Burn et al.(2005) compared the absorbencies of six different beddings.
The authors combared the absorbencies of 50 cubic centimeter samples of each bedding type by weighing the dry bedding samples, then soaking each one with 100 cubic centimeters of saline solution, then draining the excess liquid and weighing the wet bedding sample and subtracting the dry bedding weight to determine how much liquid had been absorbed.
The volumetric absorbencies of the beddings differed significantly. By volume, corncob was the most absorbent bedding, followed by the loose pulp beddings Omega-Dri and Alpha-Dri. Aspen woodchips, Gold Flake, and Tek-Fresh had relatively low volumetric absorbencies. Corncob absorbed about twice as much saline liquid as the least absorbent bedding, Tek-Fresh.
When comparing the beddings by mass, however, this pattern is almost completely reversed: Tek-Fresh was the most absorbent bedding by weight, while corncob was the least absorbent. Manufacturers tend to report the absorbencies of their products based on mass.
Which measurement is the most useful? Generally, when cleaning cages, the authors noted that technicians added a similar volume of bedding to each cage. The technicians either measured bedding in a metal scoop, or filled the bottom of the tray until the bedding reached the desired depth. Therefore, in practice, bedding is added to a cage on the basis of volume, not mass.

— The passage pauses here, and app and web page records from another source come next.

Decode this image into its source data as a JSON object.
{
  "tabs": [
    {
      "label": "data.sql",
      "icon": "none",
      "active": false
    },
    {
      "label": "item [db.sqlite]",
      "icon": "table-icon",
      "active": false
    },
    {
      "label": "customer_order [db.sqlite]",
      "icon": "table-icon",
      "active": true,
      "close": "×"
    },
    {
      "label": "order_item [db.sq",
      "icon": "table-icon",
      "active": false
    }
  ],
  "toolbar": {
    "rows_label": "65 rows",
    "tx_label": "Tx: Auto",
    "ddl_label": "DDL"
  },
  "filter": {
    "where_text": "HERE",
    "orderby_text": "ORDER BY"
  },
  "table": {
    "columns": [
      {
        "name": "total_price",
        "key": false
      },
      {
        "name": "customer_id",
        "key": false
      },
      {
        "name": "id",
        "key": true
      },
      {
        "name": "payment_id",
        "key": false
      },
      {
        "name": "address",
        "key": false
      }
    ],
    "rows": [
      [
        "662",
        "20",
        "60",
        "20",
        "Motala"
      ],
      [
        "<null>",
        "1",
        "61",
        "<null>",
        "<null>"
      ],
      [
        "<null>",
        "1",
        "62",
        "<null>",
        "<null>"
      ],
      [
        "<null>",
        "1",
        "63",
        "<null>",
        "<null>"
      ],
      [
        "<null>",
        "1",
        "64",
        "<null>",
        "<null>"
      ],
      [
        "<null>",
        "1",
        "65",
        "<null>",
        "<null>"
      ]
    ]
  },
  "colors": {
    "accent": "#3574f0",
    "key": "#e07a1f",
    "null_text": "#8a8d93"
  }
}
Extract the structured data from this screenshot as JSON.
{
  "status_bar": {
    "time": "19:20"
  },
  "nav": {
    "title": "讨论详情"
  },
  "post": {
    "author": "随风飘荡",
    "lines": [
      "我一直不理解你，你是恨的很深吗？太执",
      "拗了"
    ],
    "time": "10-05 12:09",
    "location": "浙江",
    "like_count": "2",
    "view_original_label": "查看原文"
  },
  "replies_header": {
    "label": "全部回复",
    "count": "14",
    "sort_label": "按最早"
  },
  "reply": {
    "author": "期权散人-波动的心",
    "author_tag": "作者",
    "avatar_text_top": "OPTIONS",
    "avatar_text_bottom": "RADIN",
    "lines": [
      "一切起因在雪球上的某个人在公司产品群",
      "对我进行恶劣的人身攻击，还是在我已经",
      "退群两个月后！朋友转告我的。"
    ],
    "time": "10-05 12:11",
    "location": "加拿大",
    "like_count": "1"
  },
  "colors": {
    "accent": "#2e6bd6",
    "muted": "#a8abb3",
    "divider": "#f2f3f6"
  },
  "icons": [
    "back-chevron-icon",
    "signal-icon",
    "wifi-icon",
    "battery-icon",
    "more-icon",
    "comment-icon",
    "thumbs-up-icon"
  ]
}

Therefore, absorbency per unit volume is the most useful measurement. Using this measurement, corncob, followed by Omega-Dri and Alpha-Dri, were the most absorbent beddings tested in this experiment.
Note that absorbency is not the only quality of bedding that affects the rats' health and welfare. Tactile characteristics, thermal properties, dust levels, and bacteria and toxin levels in them are also important characteristics of rat beddings.
Burn et al. (2006) examined the health of laboratory rats kept on aspen woodchip bedding or Alpha-Dri paper-based bedding.
The authors found no differences in the amount of ammonia generated in the cages using the two different types of bedding. All ammonia levels were quite low. However, rats kept on aspen sneezed significantly more and had significantly more lung pathology than rats kept on Alpha-Dri bedding. Forty-eight percent of rats kept on aspen bedding had moderate to severe lung pathology, compared to 26% of those kept on Alpha-Dri. Interestingly, rats keps on aspen bedding also weighed more than rats kept on Alpha-Dri. The reasons for this weight difference are unknown, but one hypothesis is that rats kept on aspen are ingesting their bedding more than rats kept on Alpha-Dri.
Based on these results, the authors recommend the paper-based bedding Alpha-Dri over aspen bedding, particularly for laboratory rats used in respiratory or dietary studies.